Other volunteer work has been similarly rearranged to comply with social distancing guidelines: Warner, of the Volunteer Referral Center, says they have volunteers doing work from home such as grant writing, sending cards or making phone calls to residents in long-term care facilities or hospitals, and even recording videos of themselves reading children’s books for child literacy programs.
“Everybody is focused on what can be done remotely,” she says.
That remote work has been particularly important for older adult workers, who make up an integral part of the city’s volunteer sector but are also at higher risk for COVID-19 complications. New Yorkers over the age of 60 account for approximately a third of the city’s more than 600,000 volunteers, according to a 2018 NYC Service report.
“Our older adult volunteers are this untapped treasure,” for the skills and life experience they bring to the table, says Jeffrey Maclin of the Community Service Society (a City Limits funder), which runs the Retired and Senior Volunteer Program (RSVP) through which 2,300 volunteers between 55 and 100 years old perform a diverse range of service work at 230 organizations across the city, what CSS says accounts for $7.5 million in unpaid labor.
Since the pandemic hit, some of that work has been halted or its hours reduced. But many RSVP’s older volunteers are still finding ways to continue: One program, in which volunteers offer financial coaching to clients at community organizations, has seen about a quarter of its staffers shift to doing that work online instead.

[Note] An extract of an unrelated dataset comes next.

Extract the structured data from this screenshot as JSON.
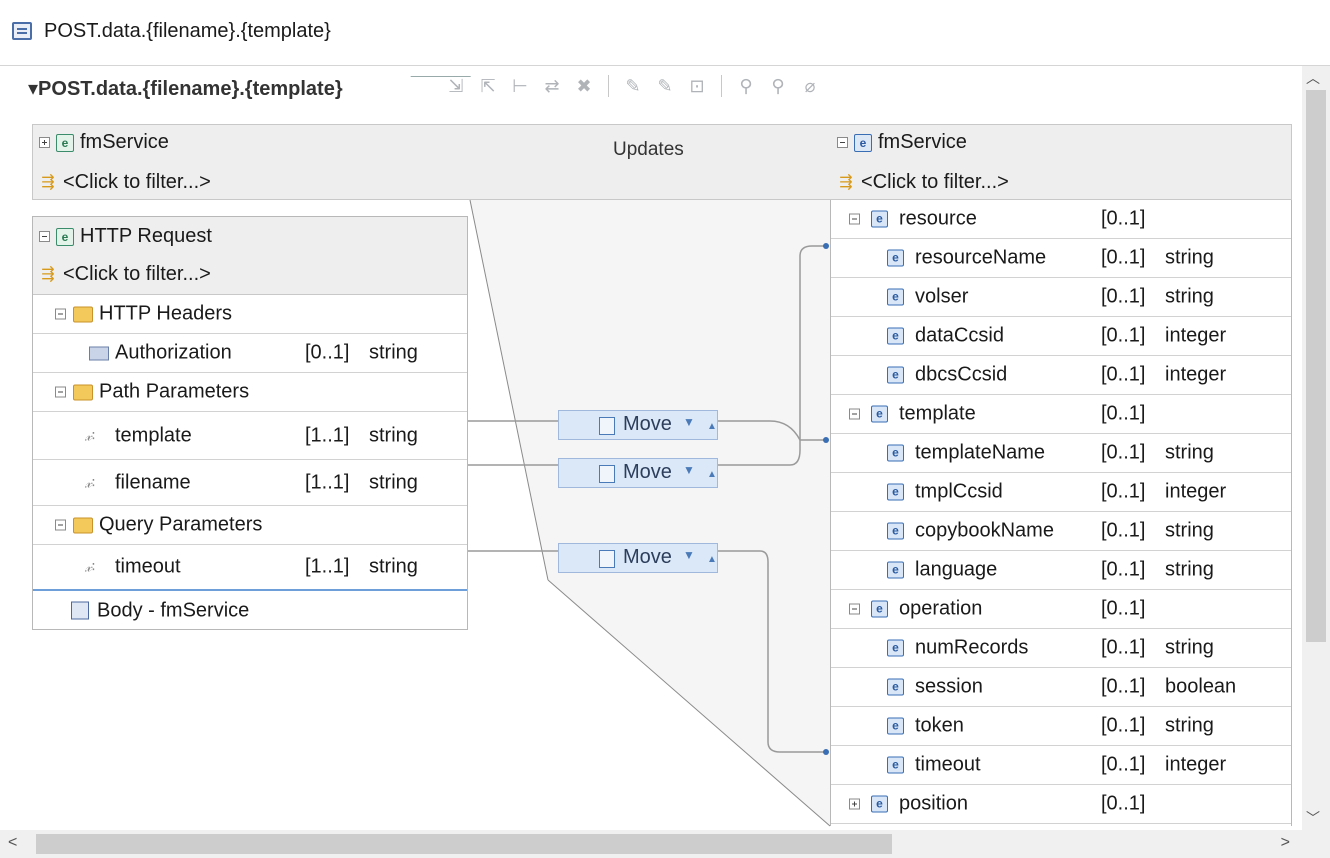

Another that pairs older adults to act as mentors for teenagers has continued to operate, with volunteers connecting to their mentees through Zoom, phone calls or FaceTime.
CSS says it’s continuing to expand its remote volunteer opportunities, and hopes to be able to recruit and train more volunteers online, as some programs require as much as 40 hours of training. But the loss of in-person contact is “weighing heavy,” on some of RSVP’s volunteers, according to Tami DiCostanzo, a project director for the program.
“There’s study after study about the health benefits of volunteering, both physical health and mental health,” she says, saying one volunteer told her: “This virtual stuff was for the birds.”
“It was nice to send an emoji here and there, but she really wanted to be boots-on-the-ground again,” DiCostanzo says.
Some older volunteers have continued to do some form of in-person work, doing things like sorting and delivering PPE or helping with meal programs. While most programs advise volunteers to comply with CDC and other best practices for safely volunteering, it’s really up to individuals the level of risk they’re willing to take.
At the start of the pandemic, NYC Service was advising New Yorkers over the age of 55 to stick to remote-only volunteer work, but just this week adjusted that age recommendation to those 65 and up.
Despite the surge in new volunteers during the crisis so far, experts say they are planning ahead to ensure that level of interest and support continues even as many facets of city life begin to reopen.
“Volunteer fatigue is a reality in this sector. There are so many people who want to be extremely involved all the time, and it weighs on you, especially as other events in the world are occurring,” says Halpin.
She says they also expect to see another wave of new volunteers, as teachers or students who have summers off look for ways to meaningfully spend their time. The city also recently doled out funding of up to $10,000 to 20 community-based organizations to support those groups’ volunteer efforts, and will be deploying its AmeriCorps volunteers this summer in COVID-response work, Halpin adds.
“We do anticipate, hopefully, both the need for volunteers as well as the volunteers available to subside together,” she says.
Herrera, who has been doing volunteer phone-banking since April with New York Cares, just started a new job — but she plans to continue the work, even if it’s just on Saturdays for now.
She also hopes to start volunteering in person soon, perhaps at a food bank, but is trying to determine the safest and best time to do so.
“I’m looking forward to still trying to participate,” she says.